LG Electronics was using mostly Chinese companies for the majority of the batteries that powers its smartphones this year, TheElec confirmed Tuesday.
It has used Amperex Technology Limited (ATL) and BYD before but has recently added Lishen Battery as a vendor, sources within the company said.
China-made batteries were also mostly used for low- to mid-tier models before but LG was now using them for high-tier models such as LG V50 ThinQ and LG Velvet, they said.
This was due to LG's cost-cutting efforts as well as the Korean company’s expanded use of Chinese original design makers (ODM) for the contract production of some models. LG Electronics currently uses Chinese companies Wingtech, Huaqin, Longcheer and CNCE as ODMs. Using China-made batteries are more convenient for these companies.

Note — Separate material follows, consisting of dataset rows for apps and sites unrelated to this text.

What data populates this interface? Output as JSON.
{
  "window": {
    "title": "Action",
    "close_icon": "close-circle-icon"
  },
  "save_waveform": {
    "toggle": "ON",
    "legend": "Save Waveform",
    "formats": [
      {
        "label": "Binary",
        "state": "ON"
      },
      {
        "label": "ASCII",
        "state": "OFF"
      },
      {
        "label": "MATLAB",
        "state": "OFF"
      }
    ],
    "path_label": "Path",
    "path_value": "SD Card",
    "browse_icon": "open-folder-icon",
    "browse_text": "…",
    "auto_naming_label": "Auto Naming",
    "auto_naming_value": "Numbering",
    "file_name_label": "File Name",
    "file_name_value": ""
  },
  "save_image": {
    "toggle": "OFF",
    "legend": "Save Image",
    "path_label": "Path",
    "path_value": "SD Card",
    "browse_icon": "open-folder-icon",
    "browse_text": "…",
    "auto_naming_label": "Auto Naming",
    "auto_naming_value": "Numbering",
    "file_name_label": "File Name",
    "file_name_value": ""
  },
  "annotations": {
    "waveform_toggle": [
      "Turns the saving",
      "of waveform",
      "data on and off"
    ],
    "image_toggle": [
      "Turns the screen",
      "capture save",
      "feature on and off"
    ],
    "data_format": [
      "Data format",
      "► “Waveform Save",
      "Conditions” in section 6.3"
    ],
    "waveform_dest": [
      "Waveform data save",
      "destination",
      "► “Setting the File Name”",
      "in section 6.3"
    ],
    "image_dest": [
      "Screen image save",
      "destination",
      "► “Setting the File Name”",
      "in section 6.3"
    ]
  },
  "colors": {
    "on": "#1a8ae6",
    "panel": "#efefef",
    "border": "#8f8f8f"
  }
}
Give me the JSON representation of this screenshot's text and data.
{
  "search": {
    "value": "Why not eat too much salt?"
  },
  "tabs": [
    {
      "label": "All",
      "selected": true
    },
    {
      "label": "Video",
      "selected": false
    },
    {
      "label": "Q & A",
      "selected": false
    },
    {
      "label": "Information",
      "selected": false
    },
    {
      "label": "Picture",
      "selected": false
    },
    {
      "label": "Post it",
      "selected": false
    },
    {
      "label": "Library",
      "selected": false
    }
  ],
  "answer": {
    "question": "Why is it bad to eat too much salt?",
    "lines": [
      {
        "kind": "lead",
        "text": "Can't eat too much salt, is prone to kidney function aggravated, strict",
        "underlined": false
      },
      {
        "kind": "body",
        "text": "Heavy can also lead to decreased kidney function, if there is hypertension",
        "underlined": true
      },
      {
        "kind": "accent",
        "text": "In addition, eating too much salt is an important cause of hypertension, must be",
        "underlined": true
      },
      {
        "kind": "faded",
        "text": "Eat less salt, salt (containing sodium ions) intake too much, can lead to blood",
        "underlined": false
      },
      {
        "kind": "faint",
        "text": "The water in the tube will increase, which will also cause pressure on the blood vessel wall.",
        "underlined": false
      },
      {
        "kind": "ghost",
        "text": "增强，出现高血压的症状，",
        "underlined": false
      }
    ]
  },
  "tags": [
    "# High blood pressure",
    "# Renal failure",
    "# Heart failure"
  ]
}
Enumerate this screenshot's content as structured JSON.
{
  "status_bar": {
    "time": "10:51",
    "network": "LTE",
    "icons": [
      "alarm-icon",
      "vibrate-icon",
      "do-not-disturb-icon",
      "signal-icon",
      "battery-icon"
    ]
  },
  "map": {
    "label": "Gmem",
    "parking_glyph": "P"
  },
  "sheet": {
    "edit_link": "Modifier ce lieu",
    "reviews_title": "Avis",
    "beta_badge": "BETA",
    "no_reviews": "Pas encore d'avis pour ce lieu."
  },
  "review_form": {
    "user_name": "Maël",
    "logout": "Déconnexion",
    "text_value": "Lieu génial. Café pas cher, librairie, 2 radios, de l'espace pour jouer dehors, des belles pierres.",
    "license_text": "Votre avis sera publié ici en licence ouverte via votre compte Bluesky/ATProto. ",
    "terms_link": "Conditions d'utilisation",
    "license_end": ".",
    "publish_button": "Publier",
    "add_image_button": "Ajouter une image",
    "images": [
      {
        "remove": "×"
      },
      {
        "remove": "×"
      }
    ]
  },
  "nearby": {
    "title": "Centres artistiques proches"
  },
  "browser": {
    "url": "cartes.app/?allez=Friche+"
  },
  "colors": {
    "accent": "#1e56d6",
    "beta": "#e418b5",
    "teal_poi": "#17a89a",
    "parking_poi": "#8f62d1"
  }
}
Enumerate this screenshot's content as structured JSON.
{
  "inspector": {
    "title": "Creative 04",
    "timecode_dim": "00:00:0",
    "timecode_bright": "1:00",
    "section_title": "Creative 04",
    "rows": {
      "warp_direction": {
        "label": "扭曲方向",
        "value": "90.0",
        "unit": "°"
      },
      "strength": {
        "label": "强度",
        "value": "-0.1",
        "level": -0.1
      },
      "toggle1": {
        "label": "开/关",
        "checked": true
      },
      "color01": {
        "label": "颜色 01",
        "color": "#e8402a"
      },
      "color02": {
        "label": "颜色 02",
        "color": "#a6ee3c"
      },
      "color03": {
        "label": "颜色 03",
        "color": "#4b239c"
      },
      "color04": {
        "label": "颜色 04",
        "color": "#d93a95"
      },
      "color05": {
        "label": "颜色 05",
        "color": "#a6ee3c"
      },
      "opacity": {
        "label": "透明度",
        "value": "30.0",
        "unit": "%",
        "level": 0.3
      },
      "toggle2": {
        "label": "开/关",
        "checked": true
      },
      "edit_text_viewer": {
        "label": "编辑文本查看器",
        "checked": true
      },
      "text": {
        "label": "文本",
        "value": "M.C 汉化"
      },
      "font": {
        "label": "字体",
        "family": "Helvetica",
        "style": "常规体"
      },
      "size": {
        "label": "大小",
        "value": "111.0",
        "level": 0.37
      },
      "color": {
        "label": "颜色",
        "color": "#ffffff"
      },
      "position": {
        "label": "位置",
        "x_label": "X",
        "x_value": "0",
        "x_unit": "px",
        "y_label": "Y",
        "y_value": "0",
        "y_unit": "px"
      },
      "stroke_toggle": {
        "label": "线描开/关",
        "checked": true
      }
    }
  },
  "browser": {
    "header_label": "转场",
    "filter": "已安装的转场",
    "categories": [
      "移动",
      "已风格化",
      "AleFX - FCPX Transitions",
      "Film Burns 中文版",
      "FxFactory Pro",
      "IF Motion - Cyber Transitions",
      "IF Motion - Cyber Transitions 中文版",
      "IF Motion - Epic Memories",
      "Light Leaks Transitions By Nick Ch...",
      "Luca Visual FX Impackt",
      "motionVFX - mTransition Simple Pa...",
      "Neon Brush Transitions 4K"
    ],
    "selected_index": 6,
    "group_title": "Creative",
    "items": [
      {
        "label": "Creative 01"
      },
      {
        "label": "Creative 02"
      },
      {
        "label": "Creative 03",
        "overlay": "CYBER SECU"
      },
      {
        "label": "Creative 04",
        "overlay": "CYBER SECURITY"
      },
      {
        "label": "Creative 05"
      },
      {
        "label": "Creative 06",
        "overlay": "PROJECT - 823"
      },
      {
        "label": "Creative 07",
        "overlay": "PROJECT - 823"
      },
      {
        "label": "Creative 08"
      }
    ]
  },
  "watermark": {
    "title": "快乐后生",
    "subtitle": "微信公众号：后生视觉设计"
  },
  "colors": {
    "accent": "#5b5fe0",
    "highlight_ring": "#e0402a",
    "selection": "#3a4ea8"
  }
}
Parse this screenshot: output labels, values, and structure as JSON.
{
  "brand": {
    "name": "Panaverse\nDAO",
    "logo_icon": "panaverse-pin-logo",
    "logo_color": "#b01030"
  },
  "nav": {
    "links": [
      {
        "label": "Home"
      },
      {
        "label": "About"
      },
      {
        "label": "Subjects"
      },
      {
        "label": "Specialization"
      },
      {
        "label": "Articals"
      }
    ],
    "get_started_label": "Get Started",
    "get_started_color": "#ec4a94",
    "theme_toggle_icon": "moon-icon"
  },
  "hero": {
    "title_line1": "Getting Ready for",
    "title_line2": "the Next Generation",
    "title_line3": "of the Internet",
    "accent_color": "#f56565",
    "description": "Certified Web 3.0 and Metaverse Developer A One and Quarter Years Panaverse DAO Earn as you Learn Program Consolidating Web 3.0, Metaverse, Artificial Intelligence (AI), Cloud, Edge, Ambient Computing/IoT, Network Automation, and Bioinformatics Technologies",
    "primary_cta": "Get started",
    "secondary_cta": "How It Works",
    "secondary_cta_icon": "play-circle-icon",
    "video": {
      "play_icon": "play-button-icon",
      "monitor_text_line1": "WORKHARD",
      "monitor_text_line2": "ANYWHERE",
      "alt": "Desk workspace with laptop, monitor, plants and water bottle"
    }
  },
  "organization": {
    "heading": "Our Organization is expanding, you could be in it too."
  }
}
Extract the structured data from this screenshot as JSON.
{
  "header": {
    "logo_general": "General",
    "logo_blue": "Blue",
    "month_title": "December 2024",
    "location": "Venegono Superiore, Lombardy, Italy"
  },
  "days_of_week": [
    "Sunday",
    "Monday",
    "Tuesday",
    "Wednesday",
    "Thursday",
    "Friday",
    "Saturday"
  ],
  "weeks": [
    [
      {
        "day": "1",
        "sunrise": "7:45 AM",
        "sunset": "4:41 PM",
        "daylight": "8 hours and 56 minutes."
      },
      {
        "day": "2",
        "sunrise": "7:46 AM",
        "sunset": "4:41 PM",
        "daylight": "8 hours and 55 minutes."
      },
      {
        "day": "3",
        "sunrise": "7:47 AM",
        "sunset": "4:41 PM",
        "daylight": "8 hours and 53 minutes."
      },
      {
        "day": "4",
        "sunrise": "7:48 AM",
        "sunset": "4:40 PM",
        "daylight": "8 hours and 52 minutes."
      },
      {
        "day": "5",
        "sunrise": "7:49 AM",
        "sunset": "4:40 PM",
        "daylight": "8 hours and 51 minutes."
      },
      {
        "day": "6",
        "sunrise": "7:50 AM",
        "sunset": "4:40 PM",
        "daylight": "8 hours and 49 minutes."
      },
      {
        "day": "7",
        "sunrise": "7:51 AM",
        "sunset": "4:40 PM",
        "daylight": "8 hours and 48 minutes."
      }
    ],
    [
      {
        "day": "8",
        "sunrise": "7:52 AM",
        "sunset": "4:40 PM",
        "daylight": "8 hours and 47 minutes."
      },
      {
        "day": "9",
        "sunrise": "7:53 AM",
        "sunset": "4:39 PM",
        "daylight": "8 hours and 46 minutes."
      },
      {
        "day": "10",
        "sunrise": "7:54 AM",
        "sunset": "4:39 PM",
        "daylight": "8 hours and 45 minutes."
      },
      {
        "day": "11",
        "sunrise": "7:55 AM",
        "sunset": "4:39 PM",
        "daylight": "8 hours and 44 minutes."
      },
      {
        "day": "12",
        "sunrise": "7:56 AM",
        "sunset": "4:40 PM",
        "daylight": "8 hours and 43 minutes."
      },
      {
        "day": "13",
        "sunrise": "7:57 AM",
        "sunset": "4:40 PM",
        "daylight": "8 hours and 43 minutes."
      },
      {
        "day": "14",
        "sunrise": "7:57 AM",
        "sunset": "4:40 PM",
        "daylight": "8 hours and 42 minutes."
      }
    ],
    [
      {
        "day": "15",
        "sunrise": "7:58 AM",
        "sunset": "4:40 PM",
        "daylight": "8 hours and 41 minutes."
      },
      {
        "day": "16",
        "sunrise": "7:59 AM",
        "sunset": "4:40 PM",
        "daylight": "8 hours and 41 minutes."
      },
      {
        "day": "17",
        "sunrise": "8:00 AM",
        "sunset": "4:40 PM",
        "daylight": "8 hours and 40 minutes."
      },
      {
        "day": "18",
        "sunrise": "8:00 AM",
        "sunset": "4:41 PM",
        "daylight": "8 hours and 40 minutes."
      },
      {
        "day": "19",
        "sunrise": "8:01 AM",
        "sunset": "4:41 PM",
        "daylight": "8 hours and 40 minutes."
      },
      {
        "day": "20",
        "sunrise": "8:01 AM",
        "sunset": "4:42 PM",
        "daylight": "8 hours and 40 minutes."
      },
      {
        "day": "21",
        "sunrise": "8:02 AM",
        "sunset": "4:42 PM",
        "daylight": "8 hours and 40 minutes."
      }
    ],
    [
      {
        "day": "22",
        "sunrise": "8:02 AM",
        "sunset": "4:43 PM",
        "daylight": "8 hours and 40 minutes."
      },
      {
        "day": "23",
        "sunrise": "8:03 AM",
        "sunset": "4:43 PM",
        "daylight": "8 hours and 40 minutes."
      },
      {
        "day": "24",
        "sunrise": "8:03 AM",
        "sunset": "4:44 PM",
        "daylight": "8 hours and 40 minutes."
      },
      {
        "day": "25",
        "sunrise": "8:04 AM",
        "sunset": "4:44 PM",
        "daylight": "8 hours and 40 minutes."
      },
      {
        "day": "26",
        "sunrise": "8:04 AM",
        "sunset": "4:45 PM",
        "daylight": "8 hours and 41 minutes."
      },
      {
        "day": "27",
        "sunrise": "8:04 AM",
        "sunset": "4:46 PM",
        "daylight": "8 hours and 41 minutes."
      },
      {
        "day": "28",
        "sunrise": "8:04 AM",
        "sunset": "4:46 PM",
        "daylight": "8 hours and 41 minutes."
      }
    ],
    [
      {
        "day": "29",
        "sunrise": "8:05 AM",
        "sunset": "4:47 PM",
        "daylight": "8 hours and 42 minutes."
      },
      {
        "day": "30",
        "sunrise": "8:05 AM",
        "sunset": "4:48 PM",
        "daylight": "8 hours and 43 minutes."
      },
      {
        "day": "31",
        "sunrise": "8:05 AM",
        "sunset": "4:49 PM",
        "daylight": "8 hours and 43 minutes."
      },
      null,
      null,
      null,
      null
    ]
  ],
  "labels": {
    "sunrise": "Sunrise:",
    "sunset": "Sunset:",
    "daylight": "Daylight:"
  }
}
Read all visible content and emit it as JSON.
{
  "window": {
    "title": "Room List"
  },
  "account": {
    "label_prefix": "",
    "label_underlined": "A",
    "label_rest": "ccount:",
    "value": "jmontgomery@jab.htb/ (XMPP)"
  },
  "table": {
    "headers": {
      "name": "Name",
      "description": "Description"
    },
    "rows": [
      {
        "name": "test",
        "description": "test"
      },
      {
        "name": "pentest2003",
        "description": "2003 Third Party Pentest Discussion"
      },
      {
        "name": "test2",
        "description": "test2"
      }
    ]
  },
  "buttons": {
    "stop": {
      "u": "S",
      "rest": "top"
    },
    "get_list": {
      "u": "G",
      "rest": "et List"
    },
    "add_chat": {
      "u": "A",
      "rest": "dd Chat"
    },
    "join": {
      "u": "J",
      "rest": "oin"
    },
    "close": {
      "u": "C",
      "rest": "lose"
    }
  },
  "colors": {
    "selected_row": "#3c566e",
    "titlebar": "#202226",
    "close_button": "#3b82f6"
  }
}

LG Electronics has previously preferred South Korean vendors such as Bosung Electronics for battery-related processes. These companies would handle processes such as adding protecting circuit on batteries.
In the pat, even when LG Electronics wasn’t using battery cells from sister company LG Chem, it would give other related processes to local vendors.
The wider use of Chinese vendors by LG Electronics have hurt LG Chem’s small-sized polymer business in recent years. According to market research firm B3, LG Chem’s market share in small-sized batteries declined to 19.5% in 2019 from 21.3% in 2018.
LG Chem has, in turn, secured Samsung Electronics’ mobile business as a client. It has been producing battery cells mostly for low- to mid-tier models but its goods has recently been selected for flagship models as well, starting with last year’s Galaxy S10. LG Chem has supplied batteries for Galaxy Note 10 and Galaxy S20, and is likely to be a supplier for the upcoming Galaxy Note 20.
LG Chem is also eyeing new Chinese clients. It formed a joint venture last year with Veken Technology in China to make polymer batteries for smart devices.